* Exercise directions: Show me each line of the listing below where the word "bold" appears.

* The data:
◆ ◆ ◆

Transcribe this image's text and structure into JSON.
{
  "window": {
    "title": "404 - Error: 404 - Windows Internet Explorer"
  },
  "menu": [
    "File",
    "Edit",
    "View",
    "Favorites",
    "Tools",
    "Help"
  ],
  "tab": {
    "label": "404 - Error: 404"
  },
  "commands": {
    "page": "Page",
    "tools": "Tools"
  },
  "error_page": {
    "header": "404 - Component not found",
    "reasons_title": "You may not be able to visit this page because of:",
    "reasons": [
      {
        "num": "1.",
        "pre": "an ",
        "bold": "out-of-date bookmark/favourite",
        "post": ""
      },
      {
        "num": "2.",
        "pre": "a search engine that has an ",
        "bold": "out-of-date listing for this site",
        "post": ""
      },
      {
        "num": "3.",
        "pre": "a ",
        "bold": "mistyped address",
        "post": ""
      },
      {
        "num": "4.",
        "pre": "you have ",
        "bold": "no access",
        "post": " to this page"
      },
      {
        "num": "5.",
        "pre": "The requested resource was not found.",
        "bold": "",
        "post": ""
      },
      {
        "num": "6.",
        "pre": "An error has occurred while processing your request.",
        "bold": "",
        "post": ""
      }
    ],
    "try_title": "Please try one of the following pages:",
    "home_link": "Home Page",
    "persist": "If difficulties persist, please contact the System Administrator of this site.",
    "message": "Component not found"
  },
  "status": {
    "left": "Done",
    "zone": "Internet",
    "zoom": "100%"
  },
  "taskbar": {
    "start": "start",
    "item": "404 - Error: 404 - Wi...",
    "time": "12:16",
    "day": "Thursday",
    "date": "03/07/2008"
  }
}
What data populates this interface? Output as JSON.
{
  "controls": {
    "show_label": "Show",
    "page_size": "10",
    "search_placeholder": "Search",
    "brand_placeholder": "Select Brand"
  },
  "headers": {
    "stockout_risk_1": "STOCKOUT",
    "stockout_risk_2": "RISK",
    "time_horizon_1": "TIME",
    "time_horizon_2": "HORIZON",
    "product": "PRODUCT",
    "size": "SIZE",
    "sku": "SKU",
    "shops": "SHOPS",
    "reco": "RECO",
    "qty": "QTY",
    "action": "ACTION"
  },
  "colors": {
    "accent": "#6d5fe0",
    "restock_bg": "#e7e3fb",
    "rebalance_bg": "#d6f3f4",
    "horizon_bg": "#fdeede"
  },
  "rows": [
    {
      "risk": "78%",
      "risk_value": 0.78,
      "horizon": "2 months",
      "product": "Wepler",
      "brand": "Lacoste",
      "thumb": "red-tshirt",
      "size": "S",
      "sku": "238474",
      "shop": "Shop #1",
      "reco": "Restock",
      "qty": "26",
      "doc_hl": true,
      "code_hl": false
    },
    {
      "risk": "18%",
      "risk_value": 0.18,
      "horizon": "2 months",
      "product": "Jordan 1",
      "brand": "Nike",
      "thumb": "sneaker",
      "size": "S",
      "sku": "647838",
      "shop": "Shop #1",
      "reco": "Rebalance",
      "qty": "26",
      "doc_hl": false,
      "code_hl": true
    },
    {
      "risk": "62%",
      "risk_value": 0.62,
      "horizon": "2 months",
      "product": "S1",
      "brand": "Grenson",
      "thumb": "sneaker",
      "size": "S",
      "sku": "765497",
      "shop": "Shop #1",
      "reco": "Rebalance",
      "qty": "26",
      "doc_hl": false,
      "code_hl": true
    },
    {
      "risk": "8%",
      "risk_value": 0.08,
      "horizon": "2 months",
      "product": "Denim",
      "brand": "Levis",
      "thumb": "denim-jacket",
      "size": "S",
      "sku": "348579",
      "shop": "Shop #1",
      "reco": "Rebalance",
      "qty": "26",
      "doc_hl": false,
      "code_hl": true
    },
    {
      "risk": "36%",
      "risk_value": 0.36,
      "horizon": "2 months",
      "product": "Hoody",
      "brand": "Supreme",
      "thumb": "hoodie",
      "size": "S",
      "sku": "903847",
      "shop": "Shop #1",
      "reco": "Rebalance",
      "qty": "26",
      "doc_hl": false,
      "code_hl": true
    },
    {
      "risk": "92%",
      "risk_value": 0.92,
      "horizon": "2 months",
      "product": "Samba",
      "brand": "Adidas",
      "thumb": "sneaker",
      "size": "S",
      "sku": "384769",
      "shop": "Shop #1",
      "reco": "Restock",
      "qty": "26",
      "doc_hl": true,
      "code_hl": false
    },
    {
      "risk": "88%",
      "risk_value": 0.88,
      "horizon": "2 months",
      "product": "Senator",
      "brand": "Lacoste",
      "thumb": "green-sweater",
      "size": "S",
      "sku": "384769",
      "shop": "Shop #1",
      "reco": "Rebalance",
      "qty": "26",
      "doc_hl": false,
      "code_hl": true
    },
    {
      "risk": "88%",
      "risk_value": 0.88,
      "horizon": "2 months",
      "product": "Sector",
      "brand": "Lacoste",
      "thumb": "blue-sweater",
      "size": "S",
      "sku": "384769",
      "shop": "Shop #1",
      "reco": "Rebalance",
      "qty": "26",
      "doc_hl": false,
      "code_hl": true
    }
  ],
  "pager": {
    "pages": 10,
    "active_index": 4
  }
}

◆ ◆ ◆

* Output:
        "bold": "out-of-date bookmark/favourite",
        "bold": "out-of-date listing for this site",
        "bold": "mistyped address",
        "bold": "no access",
        "bold": "",
        "bold": "",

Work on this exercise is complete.